## [AVAILABLE DATA]
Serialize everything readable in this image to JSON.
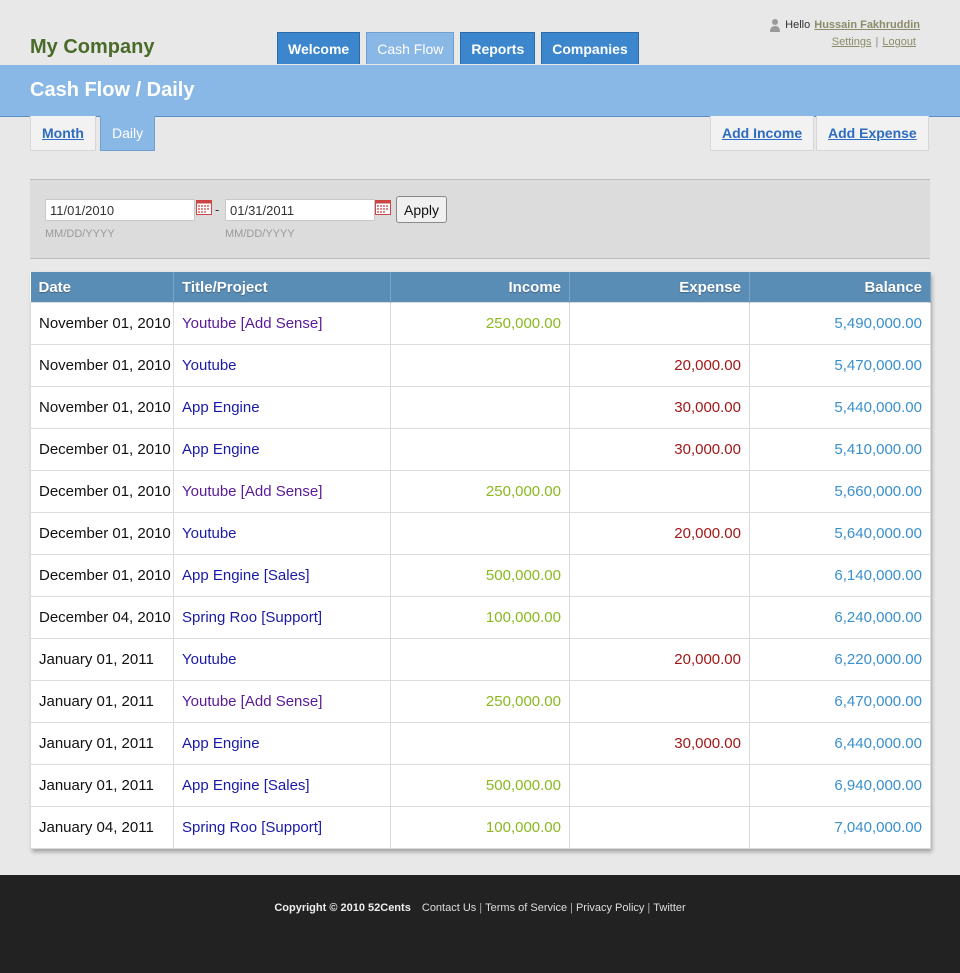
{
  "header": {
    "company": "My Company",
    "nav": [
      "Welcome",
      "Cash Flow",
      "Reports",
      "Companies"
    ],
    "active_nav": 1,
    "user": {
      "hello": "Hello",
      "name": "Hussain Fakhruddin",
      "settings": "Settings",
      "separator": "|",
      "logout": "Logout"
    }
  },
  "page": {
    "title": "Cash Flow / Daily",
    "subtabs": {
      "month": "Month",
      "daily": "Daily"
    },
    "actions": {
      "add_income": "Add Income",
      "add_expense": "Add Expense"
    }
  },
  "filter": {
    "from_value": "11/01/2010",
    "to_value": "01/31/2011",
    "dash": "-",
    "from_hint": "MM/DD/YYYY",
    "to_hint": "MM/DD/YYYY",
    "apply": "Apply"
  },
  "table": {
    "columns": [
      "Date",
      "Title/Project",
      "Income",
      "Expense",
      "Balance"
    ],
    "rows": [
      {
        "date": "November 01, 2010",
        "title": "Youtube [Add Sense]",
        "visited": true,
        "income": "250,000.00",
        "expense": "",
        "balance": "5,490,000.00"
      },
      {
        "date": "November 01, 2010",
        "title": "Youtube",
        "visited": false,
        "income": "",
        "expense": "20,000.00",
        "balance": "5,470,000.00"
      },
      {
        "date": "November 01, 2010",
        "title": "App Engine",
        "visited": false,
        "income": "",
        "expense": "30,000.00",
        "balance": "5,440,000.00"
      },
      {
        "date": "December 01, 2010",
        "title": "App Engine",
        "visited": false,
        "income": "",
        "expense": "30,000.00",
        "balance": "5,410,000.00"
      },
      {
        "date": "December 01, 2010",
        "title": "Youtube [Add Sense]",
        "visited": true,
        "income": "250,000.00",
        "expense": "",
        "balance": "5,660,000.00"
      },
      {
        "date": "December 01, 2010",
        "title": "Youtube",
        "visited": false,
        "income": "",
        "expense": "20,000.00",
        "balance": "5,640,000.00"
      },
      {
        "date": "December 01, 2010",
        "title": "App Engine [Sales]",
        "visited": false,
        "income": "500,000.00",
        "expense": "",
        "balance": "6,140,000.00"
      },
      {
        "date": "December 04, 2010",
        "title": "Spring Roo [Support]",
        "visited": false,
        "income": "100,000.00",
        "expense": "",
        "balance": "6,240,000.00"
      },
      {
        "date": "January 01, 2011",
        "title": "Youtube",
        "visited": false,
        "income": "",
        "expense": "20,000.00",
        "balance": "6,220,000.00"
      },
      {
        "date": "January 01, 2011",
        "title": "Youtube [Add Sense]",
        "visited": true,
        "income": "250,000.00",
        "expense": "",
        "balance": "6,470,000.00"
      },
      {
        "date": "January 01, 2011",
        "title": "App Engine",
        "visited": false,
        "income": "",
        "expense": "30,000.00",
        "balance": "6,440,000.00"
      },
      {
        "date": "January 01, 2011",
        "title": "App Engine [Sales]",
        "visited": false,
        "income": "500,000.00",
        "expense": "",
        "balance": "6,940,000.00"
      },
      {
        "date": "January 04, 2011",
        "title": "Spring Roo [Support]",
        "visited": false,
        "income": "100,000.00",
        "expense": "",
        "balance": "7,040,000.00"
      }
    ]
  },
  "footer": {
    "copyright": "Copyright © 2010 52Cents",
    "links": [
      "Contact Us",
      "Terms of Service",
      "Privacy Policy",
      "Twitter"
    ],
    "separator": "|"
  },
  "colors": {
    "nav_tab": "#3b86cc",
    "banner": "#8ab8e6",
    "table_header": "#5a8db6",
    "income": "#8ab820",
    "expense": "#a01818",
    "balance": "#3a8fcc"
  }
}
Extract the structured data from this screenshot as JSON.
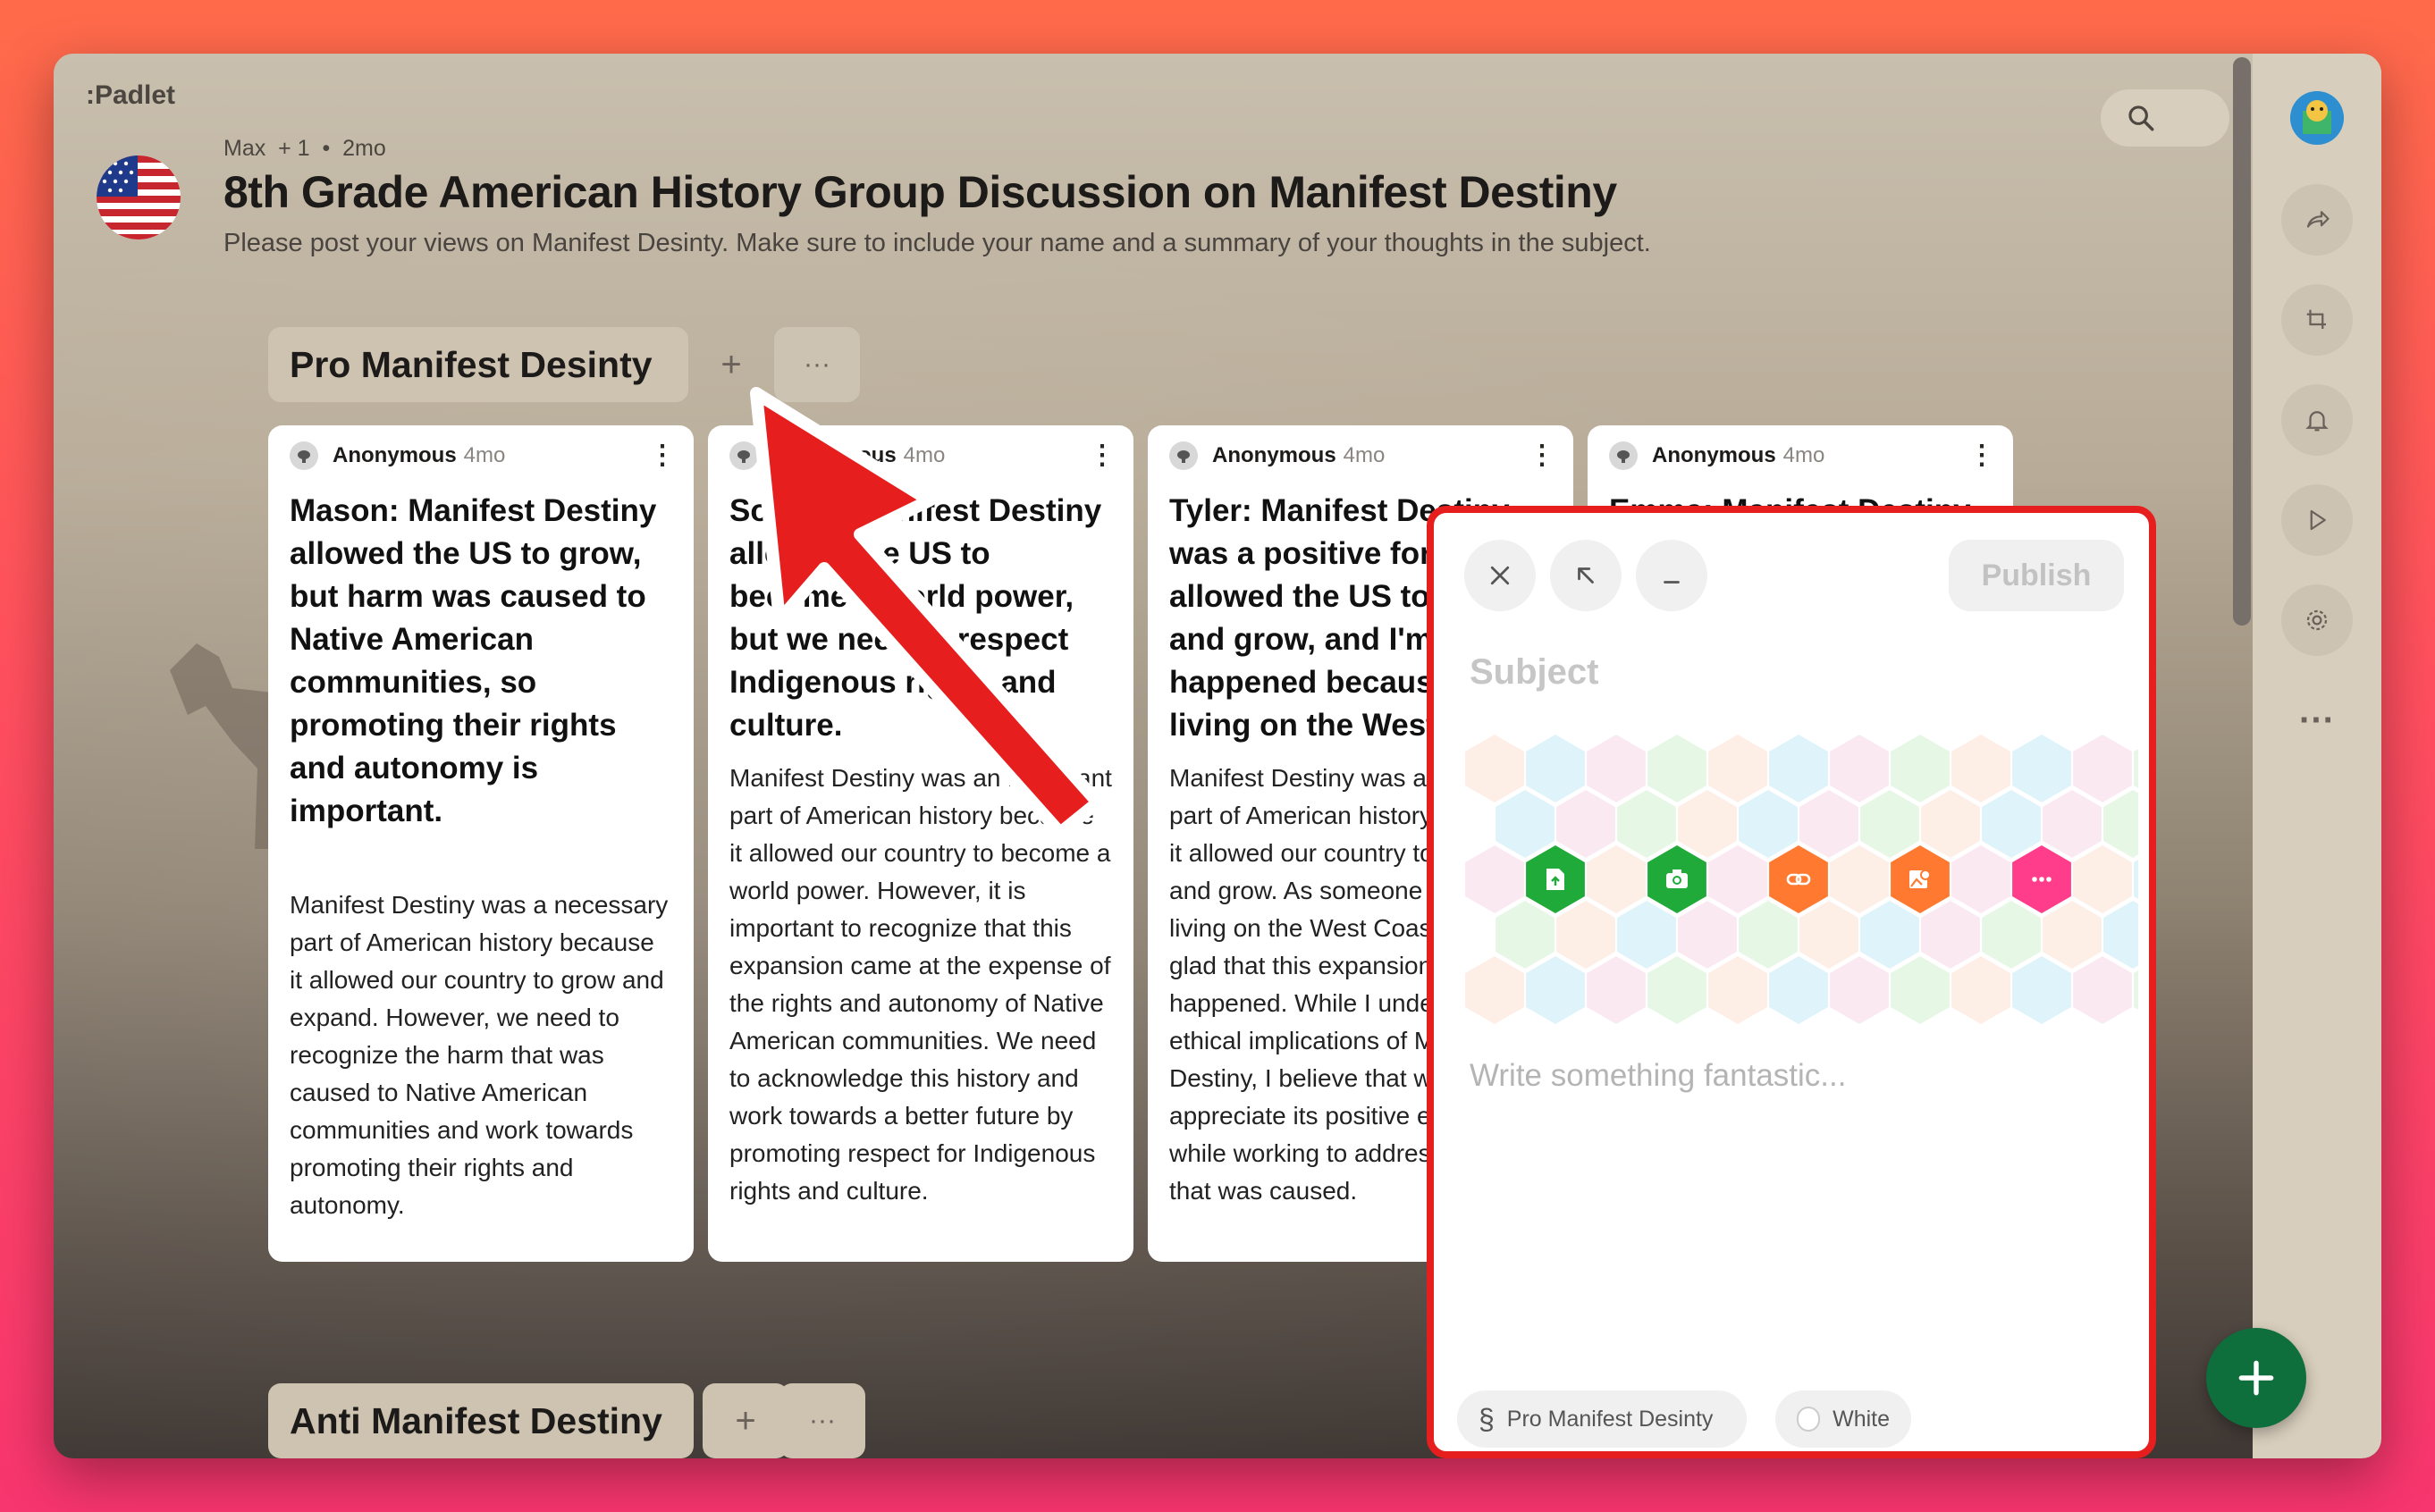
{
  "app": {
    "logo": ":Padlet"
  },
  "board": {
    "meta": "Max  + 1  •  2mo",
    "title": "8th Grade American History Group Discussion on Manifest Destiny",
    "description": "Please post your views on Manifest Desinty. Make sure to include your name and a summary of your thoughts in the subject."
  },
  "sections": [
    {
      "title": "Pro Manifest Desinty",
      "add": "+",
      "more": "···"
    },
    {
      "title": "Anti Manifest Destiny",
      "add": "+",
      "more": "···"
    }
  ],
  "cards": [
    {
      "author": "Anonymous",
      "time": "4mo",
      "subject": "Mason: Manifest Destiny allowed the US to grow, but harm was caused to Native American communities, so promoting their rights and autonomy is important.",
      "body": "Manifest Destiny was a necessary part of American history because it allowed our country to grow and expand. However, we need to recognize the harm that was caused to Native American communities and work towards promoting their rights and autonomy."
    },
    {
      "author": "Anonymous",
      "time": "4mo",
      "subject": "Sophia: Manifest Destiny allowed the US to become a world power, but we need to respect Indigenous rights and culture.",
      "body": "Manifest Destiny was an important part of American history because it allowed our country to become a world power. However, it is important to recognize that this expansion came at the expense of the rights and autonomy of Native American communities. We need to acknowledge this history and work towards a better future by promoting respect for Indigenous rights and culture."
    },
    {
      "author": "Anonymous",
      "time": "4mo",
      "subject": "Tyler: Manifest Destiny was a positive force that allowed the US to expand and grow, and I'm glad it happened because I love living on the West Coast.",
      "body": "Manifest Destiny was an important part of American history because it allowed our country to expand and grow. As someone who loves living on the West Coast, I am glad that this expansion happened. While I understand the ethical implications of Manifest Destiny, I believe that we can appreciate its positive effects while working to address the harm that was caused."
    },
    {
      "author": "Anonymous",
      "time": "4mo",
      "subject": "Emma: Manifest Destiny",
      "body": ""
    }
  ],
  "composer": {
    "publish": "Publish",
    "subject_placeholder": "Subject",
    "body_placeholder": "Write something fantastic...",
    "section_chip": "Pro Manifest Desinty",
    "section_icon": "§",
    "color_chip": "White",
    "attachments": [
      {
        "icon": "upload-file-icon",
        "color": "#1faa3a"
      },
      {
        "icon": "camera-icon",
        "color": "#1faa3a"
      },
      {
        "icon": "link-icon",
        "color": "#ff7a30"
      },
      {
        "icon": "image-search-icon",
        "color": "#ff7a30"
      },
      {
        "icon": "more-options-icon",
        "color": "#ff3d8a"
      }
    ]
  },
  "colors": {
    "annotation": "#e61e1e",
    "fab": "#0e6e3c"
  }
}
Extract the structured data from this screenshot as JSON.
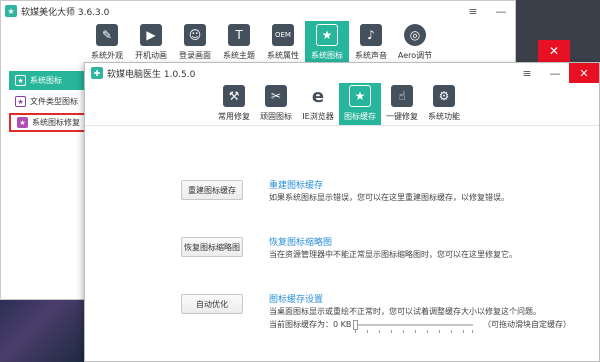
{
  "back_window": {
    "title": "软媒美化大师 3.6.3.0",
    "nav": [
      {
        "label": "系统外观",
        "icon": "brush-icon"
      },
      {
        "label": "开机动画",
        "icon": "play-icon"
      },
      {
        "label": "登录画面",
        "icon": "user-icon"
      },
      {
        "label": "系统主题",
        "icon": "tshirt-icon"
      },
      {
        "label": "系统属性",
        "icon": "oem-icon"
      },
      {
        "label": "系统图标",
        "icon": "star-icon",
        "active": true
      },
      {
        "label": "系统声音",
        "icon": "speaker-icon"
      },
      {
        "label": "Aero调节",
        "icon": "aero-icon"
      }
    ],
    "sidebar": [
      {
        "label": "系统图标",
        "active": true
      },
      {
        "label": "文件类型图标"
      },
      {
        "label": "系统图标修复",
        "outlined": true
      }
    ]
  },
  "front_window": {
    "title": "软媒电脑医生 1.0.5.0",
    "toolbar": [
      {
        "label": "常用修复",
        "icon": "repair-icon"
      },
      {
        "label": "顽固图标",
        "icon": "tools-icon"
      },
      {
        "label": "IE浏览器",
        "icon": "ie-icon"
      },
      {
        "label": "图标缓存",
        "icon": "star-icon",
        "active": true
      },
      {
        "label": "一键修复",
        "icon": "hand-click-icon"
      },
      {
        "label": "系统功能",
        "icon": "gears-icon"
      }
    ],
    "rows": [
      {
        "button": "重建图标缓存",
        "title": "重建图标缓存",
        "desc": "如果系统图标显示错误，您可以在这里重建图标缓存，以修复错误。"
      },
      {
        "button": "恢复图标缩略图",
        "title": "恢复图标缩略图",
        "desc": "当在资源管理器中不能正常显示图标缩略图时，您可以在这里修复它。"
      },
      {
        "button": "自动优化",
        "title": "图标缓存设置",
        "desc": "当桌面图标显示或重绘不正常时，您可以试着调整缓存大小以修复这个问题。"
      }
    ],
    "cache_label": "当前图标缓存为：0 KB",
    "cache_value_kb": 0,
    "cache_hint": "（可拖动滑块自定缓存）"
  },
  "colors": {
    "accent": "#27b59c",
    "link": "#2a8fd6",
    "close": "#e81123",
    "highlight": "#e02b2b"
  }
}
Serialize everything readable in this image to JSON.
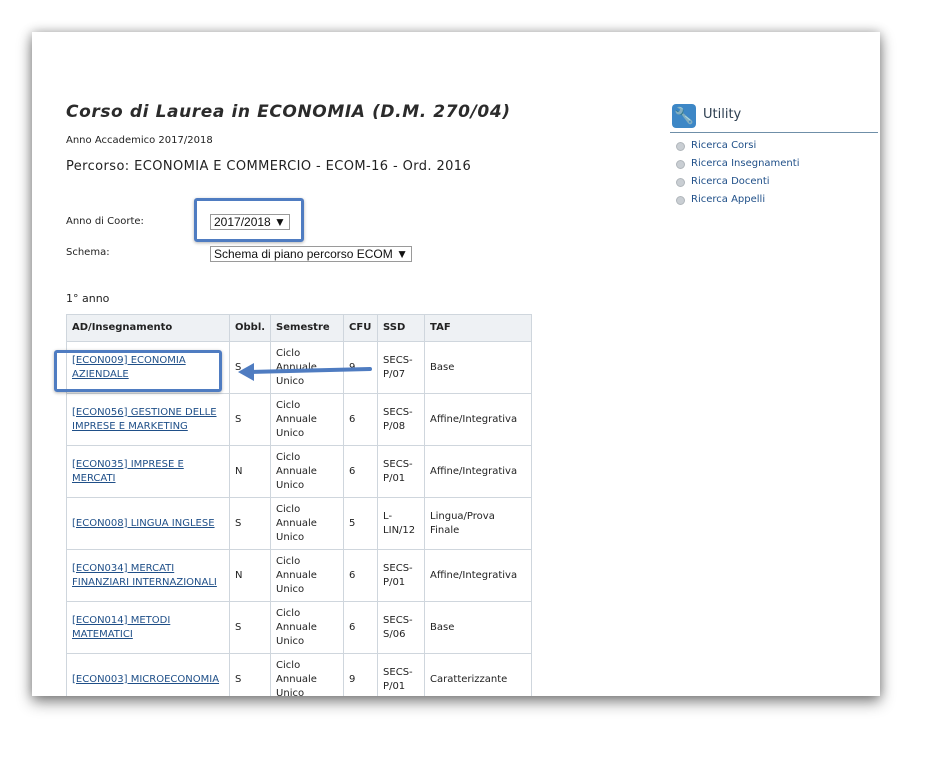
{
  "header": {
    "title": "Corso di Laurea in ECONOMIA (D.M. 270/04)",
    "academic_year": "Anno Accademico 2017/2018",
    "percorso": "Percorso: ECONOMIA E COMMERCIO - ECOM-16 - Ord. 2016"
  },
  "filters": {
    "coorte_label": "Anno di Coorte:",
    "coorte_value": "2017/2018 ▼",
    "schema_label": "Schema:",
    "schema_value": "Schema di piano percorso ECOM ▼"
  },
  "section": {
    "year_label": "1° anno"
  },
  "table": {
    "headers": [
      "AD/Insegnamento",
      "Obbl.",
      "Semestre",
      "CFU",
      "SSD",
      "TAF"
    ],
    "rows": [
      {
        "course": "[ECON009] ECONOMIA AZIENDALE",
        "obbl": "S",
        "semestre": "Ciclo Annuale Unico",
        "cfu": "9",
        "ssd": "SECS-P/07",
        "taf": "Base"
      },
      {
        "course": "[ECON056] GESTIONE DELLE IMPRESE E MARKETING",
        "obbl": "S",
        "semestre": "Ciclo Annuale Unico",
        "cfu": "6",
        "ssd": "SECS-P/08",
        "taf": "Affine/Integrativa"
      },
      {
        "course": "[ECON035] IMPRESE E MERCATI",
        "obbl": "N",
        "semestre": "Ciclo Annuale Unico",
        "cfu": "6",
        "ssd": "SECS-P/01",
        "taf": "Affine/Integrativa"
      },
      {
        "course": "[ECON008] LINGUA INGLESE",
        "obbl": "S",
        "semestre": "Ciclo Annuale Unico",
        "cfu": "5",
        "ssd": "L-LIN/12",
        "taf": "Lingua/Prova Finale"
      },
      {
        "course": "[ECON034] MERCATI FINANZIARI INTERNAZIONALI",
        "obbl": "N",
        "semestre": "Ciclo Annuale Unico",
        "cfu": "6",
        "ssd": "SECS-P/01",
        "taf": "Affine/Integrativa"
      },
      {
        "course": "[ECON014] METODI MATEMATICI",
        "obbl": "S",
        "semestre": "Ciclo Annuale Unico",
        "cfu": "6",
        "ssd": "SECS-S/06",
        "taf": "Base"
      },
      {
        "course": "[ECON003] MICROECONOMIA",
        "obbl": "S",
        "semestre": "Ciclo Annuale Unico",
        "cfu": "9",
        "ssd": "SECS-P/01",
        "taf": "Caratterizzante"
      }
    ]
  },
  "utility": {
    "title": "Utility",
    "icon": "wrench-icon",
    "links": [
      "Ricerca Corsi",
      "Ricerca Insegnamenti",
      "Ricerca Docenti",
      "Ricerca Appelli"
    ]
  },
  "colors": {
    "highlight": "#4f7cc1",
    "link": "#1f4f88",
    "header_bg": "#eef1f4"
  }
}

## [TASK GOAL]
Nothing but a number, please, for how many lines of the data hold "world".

## [RESULT OF THIS EXERCISE]
2